Takes this new Plutonium album for example. I've though about Tiamat, I've thought about Immortal, I've though about Ministry. Hell, I've even thought of Triarii, The Kovenant and Limbonic Art. This Swedish band reminds of loads of bands but I can't seem to put a finger on it. I do know that I like this album and maybe, in the end, that's all that matters. Get ready for a strange journey through extreme metal obscurity.
At first, yes, you can easily say that this is a black metal act. That was my first thought too when I listened to opener 'Born Again Misanthrope'. Yet, gradually, I started noting the hypnotic repetitiveness of the music which came in an immersive mid-tempo range. There was something industrial here, but I didn't know exactly what. Then, halfway through 'The Inverted Panopticon Experience', it struck me and I thought 'this is blackened martial industrial'.
The almost ritualistic percussion gave it away. There is loads more than basic black metal here. So I payed closer attention and realized what a nice amalgamation of genres this really is. More blackened songs followed, all very good examples of Plutonium's capabilities, and then there was 'Renuntiationem', a great dark folk anthem which came quite unexpected. This song is clean, acoustic and enhanced with great soundscapes.

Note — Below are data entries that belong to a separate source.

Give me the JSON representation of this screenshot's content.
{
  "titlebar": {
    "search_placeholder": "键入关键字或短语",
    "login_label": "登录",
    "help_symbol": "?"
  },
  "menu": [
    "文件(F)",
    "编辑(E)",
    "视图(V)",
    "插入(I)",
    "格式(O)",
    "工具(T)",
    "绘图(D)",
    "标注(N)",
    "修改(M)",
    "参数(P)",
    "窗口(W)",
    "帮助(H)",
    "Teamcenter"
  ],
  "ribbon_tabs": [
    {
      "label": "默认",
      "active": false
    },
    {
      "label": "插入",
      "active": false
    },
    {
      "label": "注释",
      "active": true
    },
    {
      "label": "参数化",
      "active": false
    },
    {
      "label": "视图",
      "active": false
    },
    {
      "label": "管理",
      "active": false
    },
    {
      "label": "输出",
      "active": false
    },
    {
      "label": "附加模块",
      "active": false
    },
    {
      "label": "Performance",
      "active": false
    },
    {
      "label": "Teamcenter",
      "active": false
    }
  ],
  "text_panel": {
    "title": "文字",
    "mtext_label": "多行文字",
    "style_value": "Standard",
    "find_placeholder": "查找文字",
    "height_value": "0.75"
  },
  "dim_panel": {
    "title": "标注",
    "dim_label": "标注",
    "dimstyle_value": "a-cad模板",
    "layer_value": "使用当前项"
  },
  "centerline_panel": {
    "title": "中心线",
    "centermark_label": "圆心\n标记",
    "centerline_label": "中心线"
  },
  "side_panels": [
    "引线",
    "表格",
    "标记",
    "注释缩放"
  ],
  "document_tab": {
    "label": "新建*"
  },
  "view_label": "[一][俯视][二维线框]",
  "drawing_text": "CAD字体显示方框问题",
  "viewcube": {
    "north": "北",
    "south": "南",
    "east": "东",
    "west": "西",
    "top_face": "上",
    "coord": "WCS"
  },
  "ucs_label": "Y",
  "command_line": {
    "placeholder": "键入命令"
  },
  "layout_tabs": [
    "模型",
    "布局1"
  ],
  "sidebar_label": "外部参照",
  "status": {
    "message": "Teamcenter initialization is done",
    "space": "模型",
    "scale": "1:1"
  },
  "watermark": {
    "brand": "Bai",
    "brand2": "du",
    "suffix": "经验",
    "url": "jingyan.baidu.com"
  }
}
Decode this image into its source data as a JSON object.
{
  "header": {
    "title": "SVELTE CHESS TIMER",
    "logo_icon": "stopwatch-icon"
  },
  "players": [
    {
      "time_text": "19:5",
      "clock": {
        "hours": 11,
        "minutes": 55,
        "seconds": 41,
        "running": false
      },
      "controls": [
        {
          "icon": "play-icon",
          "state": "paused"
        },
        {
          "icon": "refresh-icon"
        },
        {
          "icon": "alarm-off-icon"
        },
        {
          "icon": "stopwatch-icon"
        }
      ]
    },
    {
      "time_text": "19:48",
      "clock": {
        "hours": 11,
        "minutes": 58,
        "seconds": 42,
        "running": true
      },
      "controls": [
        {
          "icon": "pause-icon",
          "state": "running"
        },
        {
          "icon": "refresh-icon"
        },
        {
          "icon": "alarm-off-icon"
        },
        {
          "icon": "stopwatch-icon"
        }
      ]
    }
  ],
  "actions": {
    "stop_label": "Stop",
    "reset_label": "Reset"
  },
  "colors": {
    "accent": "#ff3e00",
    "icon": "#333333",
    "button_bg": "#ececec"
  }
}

Yet, don't underestimate the trance-inducing brutality of songs like 'Casque Strength' or 'Electronic Barbwire Crown Of Thorns', which drives on old school black metal riffs and drums, along with industrial pummeling power. This act certainly can rock and, at times, the earlier mentioned Tiamat reference isn't so far off. If Plutonium wants to make gloomy gothic rock, Plutonium will undoubtedly succeed in it.
I'm pleasantly surprised by the album because I got way more than I expected when I first saw the cover. After listening to this album a few times, I can honestly recommend it to anyone who's into black metal and to people who like these widely varied crossover genres. I can now only hope that by reading this review, you'll be as confused as I am when I first listened to 'Born Again Misanthrope'. Confusion is good for you...